Supplied entries Start Marker
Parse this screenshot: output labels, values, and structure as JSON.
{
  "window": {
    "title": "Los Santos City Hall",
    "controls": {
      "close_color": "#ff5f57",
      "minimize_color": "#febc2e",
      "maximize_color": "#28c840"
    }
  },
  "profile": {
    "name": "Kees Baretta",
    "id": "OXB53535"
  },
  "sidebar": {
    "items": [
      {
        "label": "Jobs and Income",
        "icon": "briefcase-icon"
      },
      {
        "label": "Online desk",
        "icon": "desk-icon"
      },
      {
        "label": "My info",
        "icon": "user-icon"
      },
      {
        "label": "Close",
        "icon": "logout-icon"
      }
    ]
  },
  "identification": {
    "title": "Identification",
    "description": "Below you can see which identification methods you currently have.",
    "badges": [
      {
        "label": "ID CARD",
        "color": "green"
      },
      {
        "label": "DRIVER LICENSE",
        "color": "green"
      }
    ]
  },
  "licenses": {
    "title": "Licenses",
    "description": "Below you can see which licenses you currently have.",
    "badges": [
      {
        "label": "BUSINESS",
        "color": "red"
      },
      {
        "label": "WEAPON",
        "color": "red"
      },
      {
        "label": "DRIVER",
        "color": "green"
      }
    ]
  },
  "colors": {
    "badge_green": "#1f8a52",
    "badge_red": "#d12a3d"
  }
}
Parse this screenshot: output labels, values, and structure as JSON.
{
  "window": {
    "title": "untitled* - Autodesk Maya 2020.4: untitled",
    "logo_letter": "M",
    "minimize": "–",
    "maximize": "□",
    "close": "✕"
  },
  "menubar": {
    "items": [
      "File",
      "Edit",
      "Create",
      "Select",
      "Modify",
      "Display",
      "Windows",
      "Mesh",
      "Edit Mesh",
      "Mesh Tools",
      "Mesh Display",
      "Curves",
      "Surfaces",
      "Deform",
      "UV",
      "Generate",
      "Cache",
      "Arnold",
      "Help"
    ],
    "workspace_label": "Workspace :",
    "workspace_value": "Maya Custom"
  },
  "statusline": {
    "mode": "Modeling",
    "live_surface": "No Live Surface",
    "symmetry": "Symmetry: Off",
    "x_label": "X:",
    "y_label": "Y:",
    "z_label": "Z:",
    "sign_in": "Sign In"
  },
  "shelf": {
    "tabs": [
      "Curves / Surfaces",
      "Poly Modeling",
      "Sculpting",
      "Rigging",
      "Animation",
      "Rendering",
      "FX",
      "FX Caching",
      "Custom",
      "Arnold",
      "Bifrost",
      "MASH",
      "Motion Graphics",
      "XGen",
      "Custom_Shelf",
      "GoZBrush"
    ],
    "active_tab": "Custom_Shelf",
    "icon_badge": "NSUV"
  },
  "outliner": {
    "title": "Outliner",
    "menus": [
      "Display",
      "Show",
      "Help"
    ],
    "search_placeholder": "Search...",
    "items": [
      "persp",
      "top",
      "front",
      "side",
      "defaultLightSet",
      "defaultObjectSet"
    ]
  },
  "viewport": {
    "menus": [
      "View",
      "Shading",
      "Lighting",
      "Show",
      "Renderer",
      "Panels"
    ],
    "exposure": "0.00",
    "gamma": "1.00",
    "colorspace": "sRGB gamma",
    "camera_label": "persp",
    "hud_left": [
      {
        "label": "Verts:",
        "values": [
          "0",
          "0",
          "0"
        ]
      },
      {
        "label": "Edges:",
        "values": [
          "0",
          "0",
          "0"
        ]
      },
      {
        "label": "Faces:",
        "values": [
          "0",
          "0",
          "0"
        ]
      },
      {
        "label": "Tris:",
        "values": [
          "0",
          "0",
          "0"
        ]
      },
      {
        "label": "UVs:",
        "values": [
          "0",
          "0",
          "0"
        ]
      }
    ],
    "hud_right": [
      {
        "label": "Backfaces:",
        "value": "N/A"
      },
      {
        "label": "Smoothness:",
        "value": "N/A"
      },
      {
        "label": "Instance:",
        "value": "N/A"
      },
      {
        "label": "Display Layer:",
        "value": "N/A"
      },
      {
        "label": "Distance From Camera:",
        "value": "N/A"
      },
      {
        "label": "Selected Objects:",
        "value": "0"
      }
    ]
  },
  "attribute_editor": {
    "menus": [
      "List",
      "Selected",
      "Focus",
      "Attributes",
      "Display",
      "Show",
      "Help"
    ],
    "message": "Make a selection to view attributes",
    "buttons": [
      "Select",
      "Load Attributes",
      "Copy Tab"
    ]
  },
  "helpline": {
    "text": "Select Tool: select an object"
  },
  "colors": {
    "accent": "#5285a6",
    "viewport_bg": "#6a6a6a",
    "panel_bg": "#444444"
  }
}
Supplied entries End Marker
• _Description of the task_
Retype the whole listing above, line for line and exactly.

• _Result of this exercise_
Parse this screenshot: output labels, values, and structure as JSON.
{
  "window": {
    "title": "Los Santos City Hall",
    "controls": {
      "close_color": "#ff5f57",
      "minimize_color": "#febc2e",
      "maximize_color": "#28c840"
    }
  },
  "profile": {
    "name": "Kees Baretta",
    "id": "OXB53535"
  },
  "sidebar": {
    "items": [
      {
        "label": "Jobs and Income",
        "icon": "briefcase-icon"
      },
      {
        "label": "Online desk",
        "icon": "desk-icon"
      },
      {
        "label": "My info",
        "icon": "user-icon"
      },
      {
        "label": "Close",
        "icon": "logout-icon"
      }
    ]
  },
  "identification": {
    "title": "Identification",
    "description": "Below you can see which identification methods you currently have.",
    "badges": [
      {
        "label": "ID CARD",
        "color": "green"
      },
      {
        "label": "DRIVER LICENSE",
        "color": "green"
      }
    ]
  },
  "licenses": {
    "title": "Licenses",
    "description": "Below you can see which licenses you currently have.",
    "badges": [
      {
        "label": "BUSINESS",
        "color": "red"
      },
      {
        "label": "WEAPON",
        "color": "red"
      },
      {
        "label": "DRIVER",
        "color": "green"
      }
    ]
  },
  "colors": {
    "badge_green": "#1f8a52",
    "badge_red": "#d12a3d"
  }
}
Parse this screenshot: output labels, values, and structure as JSON.
{
  "window": {
    "title": "untitled* - Autodesk Maya 2020.4: untitled",
    "logo_letter": "M",
    "minimize": "–",
    "maximize": "□",
    "close": "✕"
  },
  "menubar": {
    "items": [
      "File",
      "Edit",
      "Create",
      "Select",
      "Modify",
      "Display",
      "Windows",
      "Mesh",
      "Edit Mesh",
      "Mesh Tools",
      "Mesh Display",
      "Curves",
      "Surfaces",
      "Deform",
      "UV",
      "Generate",
      "Cache",
      "Arnold",
      "Help"
    ],
    "workspace_label": "Workspace :",
    "workspace_value": "Maya Custom"
  },
  "statusline": {
    "mode": "Modeling",
    "live_surface": "No Live Surface",
    "symmetry": "Symmetry: Off",
    "x_label": "X:",
    "y_label": "Y:",
    "z_label": "Z:",
    "sign_in": "Sign In"
  },
  "shelf": {
    "tabs": [
      "Curves / Surfaces",
      "Poly Modeling",
      "Sculpting",
      "Rigging",
      "Animation",
      "Rendering",
      "FX",
      "FX Caching",
      "Custom",
      "Arnold",
      "Bifrost",
      "MASH",
      "Motion Graphics",
      "XGen",
      "Custom_Shelf",
      "GoZBrush"
    ],
    "active_tab": "Custom_Shelf",
    "icon_badge": "NSUV"
  },
  "outliner": {
    "title": "Outliner",
    "menus": [
      "Display",
      "Show",
      "Help"
    ],
    "search_placeholder": "Search...",
    "items": [
      "persp",
      "top",
      "front",
      "side",
      "defaultLightSet",
      "defaultObjectSet"
    ]
  },
  "viewport": {
    "menus": [
      "View",
      "Shading",
      "Lighting",
      "Show",
      "Renderer",
      "Panels"
    ],
    "exposure": "0.00",
    "gamma": "1.00",
    "colorspace": "sRGB gamma",
    "camera_label": "persp",
    "hud_left": [
      {
        "label": "Verts:",
        "values": [
          "0",
          "0",
          "0"
        ]
      },
      {
        "label": "Edges:",
        "values": [
          "0",
          "0",
          "0"
        ]
      },
      {
        "label": "Faces:",
        "values": [
          "0",
          "0",
          "0"
        ]
      },
      {
        "label": "Tris:",
        "values": [
          "0",
          "0",
          "0"
        ]
      },
      {
        "label": "UVs:",
        "values": [
          "0",
          "0",
          "0"
        ]
      }
    ],
    "hud_right": [
      {
        "label": "Backfaces:",
        "value": "N/A"
      },
      {
        "label": "Smoothness:",
        "value": "N/A"
      },
      {
        "label": "Instance:",
        "value": "N/A"
      },
      {
        "label": "Display Layer:",
        "value": "N/A"
      },
      {
        "label": "Distance From Camera:",
        "value": "N/A"
      },
      {
        "label": "Selected Objects:",
        "value": "0"
      }
    ]
  },
  "attribute_editor": {
    "menus": [
      "List",
      "Selected",
      "Focus",
      "Attributes",
      "Display",
      "Show",
      "Help"
    ],
    "message": "Make a selection to view attributes",
    "buttons": [
      "Select",
      "Load Attributes",
      "Copy Tab"
    ]
  },
  "helpline": {
    "text": "Select Tool: select an object"
  },
  "colors": {
    "accent": "#5285a6",
    "viewport_bg": "#6a6a6a",
    "panel_bg": "#444444"
  }
}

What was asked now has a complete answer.